__TASK ITEM__
In the data below, find each line carrying the string "capri" and copy it out.
--
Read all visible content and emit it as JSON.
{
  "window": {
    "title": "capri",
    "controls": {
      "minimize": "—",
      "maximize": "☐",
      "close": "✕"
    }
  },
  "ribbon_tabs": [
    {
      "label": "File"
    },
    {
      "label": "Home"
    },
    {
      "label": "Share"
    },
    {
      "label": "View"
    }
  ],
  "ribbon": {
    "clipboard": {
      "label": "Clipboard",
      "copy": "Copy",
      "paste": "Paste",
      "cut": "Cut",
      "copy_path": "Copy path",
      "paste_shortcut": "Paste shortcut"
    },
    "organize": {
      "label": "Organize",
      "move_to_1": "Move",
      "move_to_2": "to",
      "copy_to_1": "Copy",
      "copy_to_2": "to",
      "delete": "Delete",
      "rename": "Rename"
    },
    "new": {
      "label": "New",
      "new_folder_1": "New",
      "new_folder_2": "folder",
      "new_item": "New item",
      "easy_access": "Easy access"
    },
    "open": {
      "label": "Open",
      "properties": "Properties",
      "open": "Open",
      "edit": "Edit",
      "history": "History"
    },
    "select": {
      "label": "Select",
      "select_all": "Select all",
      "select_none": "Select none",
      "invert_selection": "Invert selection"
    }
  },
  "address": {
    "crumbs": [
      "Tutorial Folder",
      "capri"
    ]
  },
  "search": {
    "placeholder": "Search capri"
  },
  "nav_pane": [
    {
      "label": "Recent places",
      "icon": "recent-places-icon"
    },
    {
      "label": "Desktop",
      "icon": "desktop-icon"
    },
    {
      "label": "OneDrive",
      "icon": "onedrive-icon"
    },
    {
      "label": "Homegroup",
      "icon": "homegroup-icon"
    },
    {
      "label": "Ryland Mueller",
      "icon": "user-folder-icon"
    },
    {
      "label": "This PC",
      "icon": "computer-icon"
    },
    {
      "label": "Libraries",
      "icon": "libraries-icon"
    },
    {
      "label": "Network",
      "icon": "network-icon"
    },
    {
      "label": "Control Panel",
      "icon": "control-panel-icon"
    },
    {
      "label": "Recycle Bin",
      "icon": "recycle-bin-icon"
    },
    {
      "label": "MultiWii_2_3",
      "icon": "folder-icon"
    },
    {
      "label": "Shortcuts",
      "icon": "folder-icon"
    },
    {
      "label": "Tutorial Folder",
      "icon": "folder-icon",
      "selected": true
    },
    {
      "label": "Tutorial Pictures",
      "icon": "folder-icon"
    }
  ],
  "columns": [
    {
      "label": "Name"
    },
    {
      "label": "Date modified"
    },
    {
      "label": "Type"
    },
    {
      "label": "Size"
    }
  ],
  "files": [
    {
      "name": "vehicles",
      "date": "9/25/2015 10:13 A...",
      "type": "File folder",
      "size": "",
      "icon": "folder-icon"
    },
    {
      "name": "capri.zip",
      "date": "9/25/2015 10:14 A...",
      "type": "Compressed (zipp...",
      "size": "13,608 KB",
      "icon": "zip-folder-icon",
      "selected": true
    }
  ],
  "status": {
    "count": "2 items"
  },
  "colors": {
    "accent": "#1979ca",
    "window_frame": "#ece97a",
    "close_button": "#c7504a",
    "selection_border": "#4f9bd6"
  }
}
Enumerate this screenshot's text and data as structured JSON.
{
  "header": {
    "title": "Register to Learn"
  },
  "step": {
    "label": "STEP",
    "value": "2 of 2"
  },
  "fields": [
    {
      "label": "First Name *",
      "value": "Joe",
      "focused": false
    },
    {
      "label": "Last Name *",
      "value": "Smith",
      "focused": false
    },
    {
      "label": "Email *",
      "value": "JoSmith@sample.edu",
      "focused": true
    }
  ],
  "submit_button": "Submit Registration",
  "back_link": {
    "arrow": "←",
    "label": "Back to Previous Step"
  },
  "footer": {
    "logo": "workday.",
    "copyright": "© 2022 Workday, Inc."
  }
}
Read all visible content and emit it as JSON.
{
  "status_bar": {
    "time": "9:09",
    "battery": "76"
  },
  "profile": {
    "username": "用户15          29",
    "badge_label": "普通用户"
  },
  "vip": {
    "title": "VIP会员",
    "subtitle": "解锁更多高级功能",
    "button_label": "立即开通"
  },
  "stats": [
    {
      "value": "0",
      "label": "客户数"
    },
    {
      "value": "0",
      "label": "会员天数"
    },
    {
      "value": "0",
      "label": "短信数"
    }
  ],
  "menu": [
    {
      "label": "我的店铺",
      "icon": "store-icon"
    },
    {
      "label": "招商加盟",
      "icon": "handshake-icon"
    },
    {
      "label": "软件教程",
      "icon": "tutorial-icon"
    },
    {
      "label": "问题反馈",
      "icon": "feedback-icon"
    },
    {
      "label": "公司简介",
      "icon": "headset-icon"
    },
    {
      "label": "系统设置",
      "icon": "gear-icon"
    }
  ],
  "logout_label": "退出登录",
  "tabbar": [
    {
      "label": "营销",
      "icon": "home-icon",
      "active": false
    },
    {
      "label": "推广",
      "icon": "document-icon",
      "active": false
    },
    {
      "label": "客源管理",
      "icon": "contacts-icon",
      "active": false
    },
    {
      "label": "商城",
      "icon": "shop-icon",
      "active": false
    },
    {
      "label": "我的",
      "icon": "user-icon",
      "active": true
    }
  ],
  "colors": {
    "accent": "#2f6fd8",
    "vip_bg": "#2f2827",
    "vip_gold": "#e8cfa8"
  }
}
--
__SOLUTION BELOW__
    "title": "capri",
      "capri"
    "placeholder": "Search capri"
      "name": "capri.zip",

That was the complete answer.